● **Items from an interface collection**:
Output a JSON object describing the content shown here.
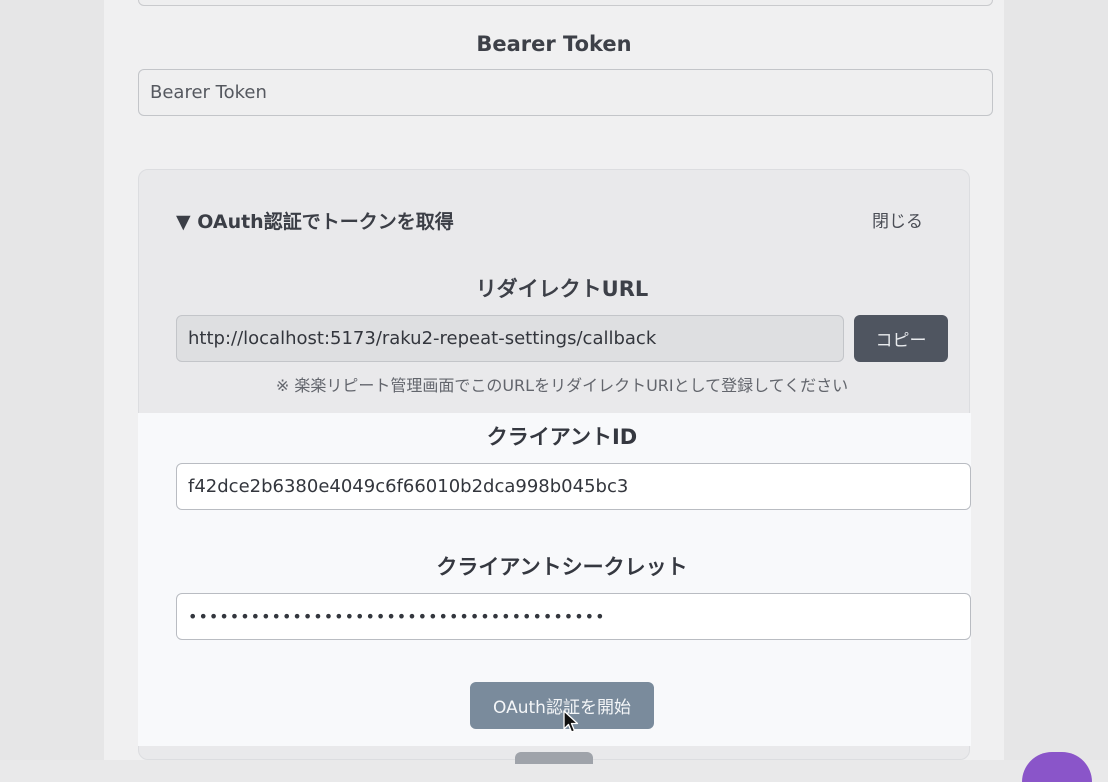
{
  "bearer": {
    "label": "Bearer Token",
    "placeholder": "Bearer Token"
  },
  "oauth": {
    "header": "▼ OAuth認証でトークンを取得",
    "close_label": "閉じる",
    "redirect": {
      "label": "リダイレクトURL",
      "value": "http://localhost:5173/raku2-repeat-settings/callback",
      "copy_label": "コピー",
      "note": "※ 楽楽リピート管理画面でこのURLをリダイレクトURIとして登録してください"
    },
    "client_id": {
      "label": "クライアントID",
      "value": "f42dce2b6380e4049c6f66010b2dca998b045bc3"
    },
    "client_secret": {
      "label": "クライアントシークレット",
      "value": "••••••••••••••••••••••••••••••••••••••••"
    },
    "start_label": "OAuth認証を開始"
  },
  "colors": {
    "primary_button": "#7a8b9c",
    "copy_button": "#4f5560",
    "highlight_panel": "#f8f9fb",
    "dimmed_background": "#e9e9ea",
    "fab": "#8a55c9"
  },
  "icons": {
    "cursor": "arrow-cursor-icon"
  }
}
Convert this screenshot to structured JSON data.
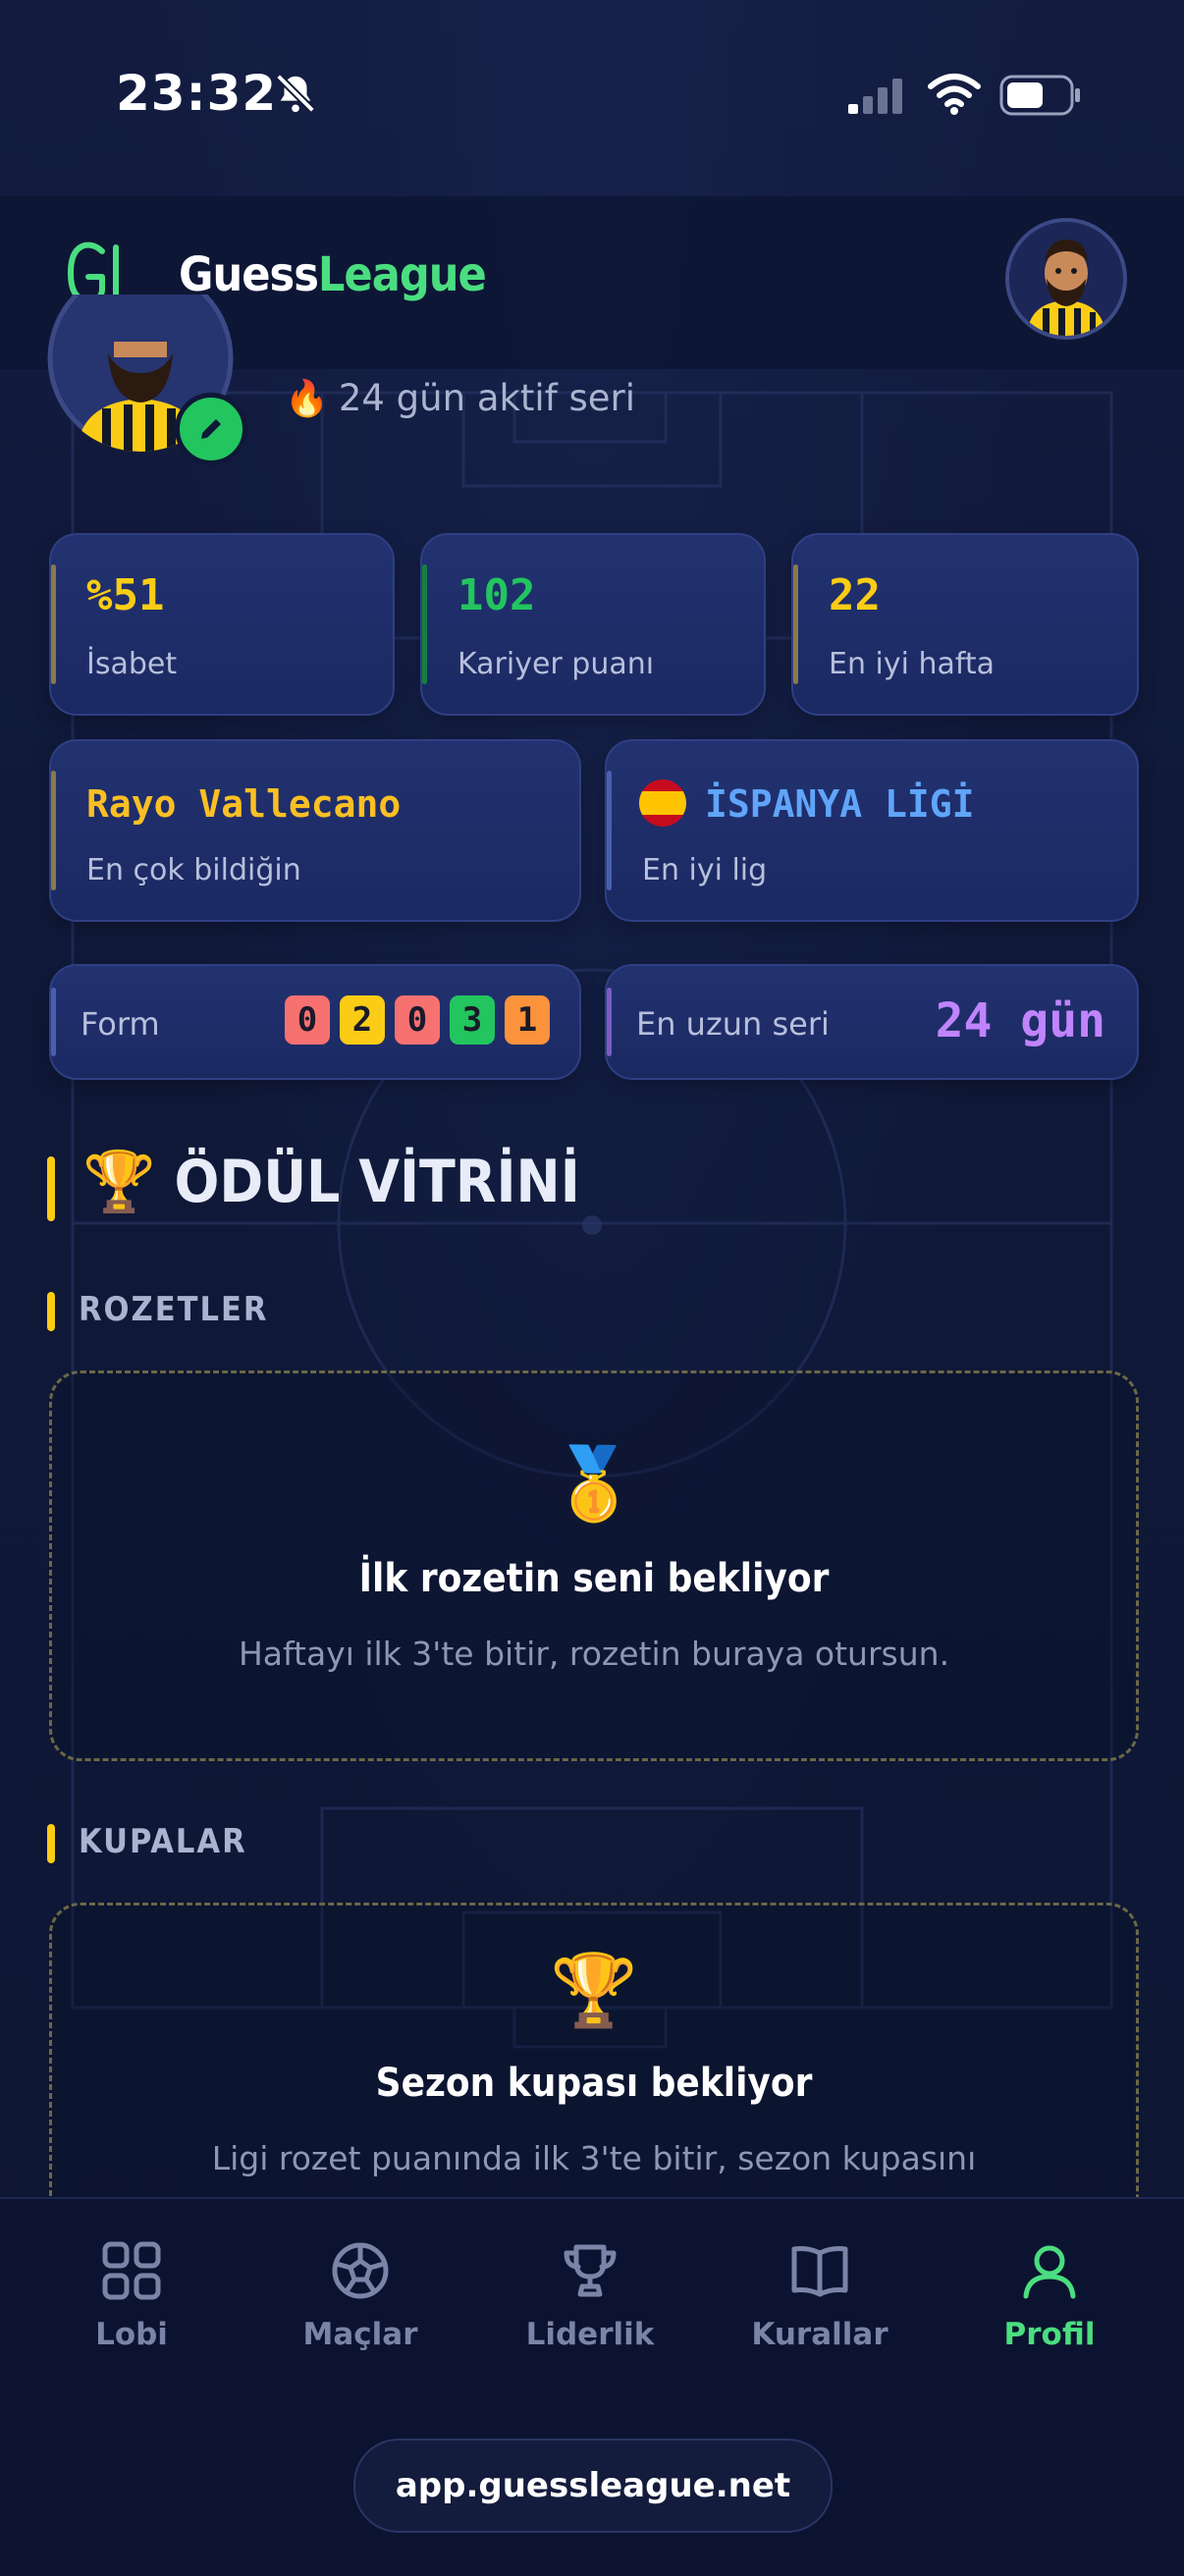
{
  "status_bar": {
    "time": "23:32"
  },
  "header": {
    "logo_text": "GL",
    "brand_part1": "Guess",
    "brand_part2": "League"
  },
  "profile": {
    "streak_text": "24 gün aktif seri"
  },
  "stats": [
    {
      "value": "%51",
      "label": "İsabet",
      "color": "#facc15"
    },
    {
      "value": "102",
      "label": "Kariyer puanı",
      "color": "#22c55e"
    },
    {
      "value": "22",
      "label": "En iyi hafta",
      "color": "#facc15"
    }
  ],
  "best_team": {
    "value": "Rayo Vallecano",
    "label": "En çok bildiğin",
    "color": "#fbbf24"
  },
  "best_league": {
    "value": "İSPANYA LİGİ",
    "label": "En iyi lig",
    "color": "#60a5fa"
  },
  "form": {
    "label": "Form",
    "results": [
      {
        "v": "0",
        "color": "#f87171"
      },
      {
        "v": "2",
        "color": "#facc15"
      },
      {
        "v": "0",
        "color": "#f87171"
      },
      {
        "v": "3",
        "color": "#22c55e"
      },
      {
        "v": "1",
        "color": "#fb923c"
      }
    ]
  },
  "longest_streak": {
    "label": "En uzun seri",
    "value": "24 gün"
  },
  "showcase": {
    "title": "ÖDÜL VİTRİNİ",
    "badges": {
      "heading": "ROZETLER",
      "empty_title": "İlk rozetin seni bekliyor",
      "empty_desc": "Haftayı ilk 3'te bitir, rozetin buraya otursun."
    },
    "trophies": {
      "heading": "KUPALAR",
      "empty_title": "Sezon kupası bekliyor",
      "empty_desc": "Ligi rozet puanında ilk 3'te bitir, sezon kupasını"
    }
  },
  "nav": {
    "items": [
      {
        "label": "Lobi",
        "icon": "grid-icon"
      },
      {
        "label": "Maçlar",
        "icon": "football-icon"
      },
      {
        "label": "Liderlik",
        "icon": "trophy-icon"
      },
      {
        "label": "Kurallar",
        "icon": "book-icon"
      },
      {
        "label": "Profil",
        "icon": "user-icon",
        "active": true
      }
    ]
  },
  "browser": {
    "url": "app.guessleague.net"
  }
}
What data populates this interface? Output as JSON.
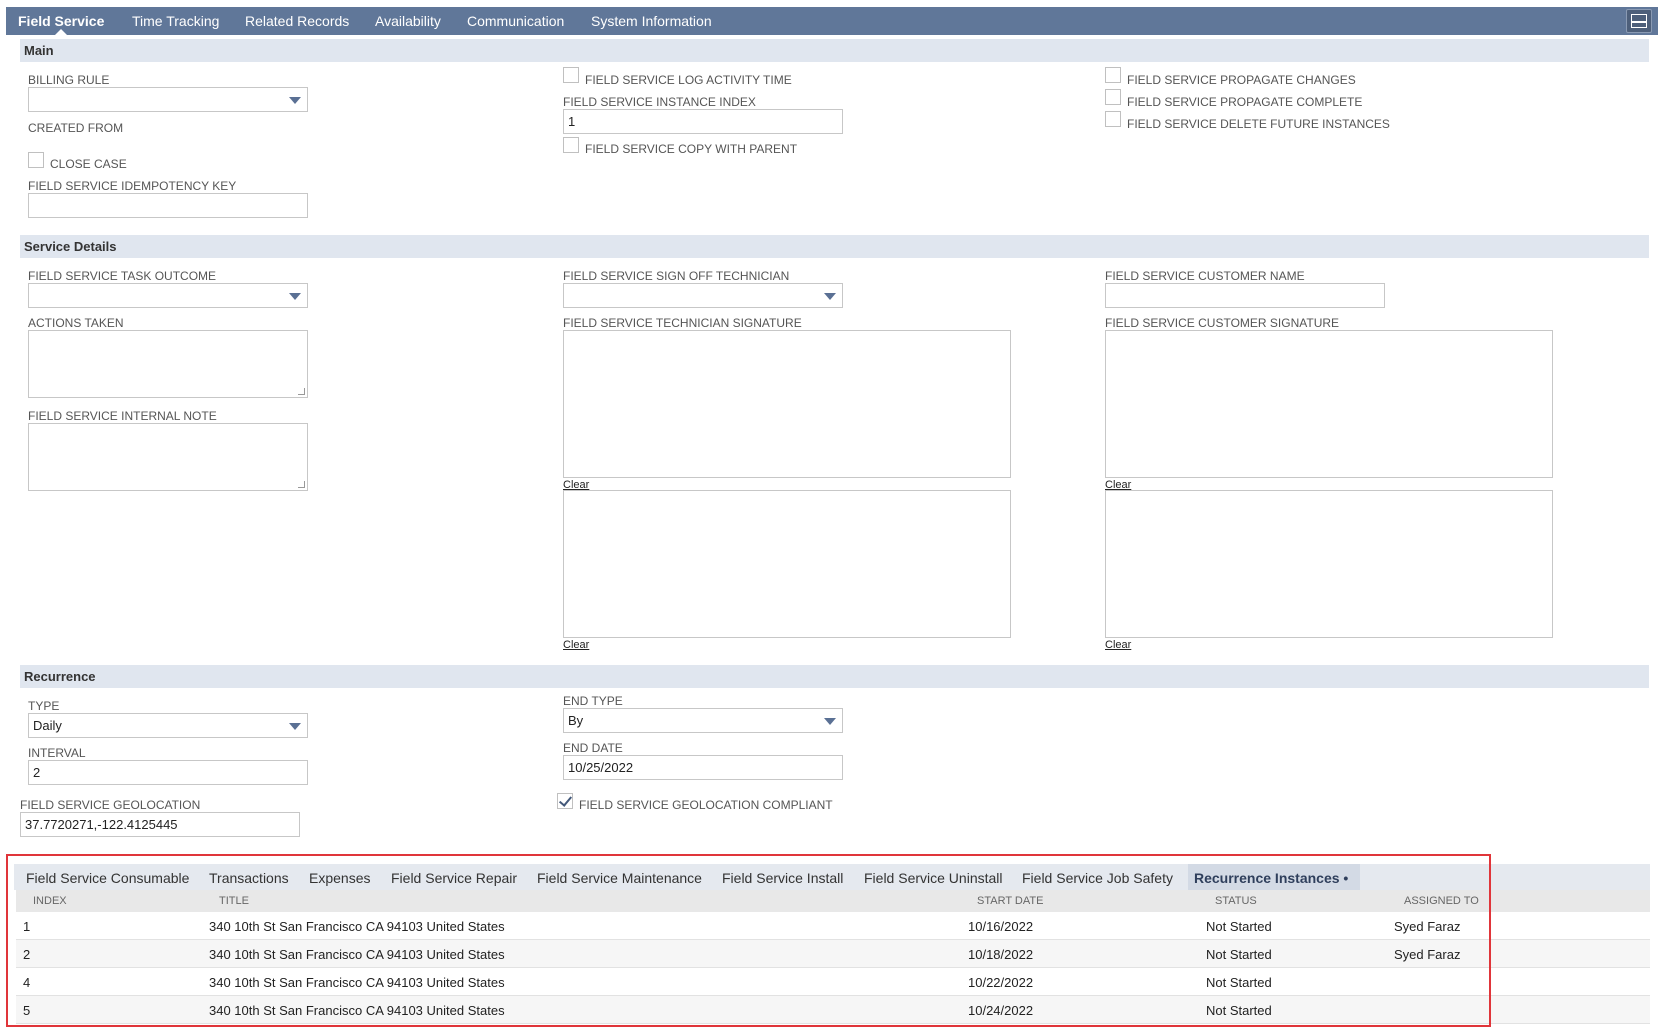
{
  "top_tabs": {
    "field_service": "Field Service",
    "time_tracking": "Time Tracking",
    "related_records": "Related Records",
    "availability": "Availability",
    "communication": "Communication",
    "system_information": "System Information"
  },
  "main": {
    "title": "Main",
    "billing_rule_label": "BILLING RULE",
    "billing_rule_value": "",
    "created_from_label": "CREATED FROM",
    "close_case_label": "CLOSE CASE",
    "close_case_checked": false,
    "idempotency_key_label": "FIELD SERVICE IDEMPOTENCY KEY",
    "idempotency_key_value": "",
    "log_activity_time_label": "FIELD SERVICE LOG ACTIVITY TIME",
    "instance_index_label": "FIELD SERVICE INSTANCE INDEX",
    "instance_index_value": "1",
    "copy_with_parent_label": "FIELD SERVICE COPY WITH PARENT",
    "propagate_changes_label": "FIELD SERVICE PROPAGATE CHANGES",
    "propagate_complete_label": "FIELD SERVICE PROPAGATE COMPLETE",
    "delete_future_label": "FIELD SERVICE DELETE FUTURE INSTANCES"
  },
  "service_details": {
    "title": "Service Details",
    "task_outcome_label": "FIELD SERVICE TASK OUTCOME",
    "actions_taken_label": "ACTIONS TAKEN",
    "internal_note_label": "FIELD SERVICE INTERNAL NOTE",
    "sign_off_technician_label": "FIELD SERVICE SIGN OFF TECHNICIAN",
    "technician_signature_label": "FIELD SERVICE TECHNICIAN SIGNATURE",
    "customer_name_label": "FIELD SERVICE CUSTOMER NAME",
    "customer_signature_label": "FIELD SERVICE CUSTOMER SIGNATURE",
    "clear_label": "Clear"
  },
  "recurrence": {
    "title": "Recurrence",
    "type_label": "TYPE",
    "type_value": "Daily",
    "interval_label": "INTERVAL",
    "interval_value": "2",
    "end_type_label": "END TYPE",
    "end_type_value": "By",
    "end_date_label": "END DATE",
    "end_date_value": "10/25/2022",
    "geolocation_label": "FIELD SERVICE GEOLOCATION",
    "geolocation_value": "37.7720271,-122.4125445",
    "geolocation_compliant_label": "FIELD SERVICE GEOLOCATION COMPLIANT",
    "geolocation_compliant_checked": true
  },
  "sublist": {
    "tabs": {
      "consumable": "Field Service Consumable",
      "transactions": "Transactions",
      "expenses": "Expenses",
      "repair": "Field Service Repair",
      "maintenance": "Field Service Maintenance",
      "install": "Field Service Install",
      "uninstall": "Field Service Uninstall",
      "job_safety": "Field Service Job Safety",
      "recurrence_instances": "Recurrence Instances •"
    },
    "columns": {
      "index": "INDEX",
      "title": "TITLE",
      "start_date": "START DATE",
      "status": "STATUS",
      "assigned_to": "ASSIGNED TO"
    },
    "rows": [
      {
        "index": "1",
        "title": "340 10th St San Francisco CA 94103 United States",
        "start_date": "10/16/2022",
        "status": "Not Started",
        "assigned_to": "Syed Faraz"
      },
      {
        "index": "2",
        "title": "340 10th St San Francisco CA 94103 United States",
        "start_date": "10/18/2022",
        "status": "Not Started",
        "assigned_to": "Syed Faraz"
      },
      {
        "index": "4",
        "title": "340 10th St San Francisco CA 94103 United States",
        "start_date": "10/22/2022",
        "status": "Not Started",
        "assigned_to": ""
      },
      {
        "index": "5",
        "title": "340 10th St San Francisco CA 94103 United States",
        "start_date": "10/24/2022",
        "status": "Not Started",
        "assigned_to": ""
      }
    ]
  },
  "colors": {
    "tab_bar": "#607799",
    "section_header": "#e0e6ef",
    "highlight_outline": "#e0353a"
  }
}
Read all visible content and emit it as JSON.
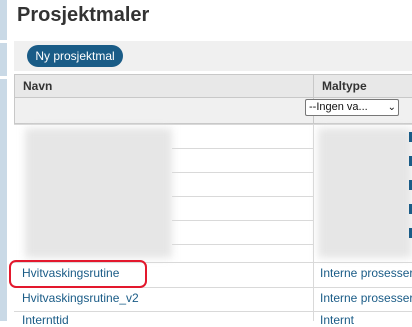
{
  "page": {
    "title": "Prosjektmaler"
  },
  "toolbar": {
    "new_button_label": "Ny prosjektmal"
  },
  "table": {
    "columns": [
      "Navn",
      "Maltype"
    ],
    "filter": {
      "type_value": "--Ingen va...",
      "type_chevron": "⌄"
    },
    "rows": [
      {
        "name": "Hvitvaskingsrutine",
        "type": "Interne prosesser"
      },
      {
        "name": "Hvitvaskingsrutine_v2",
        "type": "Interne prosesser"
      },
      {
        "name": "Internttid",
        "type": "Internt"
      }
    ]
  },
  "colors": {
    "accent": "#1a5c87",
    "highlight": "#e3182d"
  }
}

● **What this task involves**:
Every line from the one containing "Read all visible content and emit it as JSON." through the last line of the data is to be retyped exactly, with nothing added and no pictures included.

● **Exercise answer**:
Read all visible content and emit it as JSON.
{
  "page": {
    "title": "Prosjektmaler"
  },
  "toolbar": {
    "new_button_label": "Ny prosjektmal"
  },
  "table": {
    "columns": [
      "Navn",
      "Maltype"
    ],
    "filter": {
      "type_value": "--Ingen va...",
      "type_chevron": "⌄"
    },
    "rows": [
      {
        "name": "Hvitvaskingsrutine",
        "type": "Interne prosesser"
      },
      {
        "name": "Hvitvaskingsrutine_v2",
        "type": "Interne prosesser"
      },
      {
        "name": "Internttid",
        "type": "Internt"
      }
    ]
  },
  "colors": {
    "accent": "#1a5c87",
    "highlight": "#e3182d"
  }
}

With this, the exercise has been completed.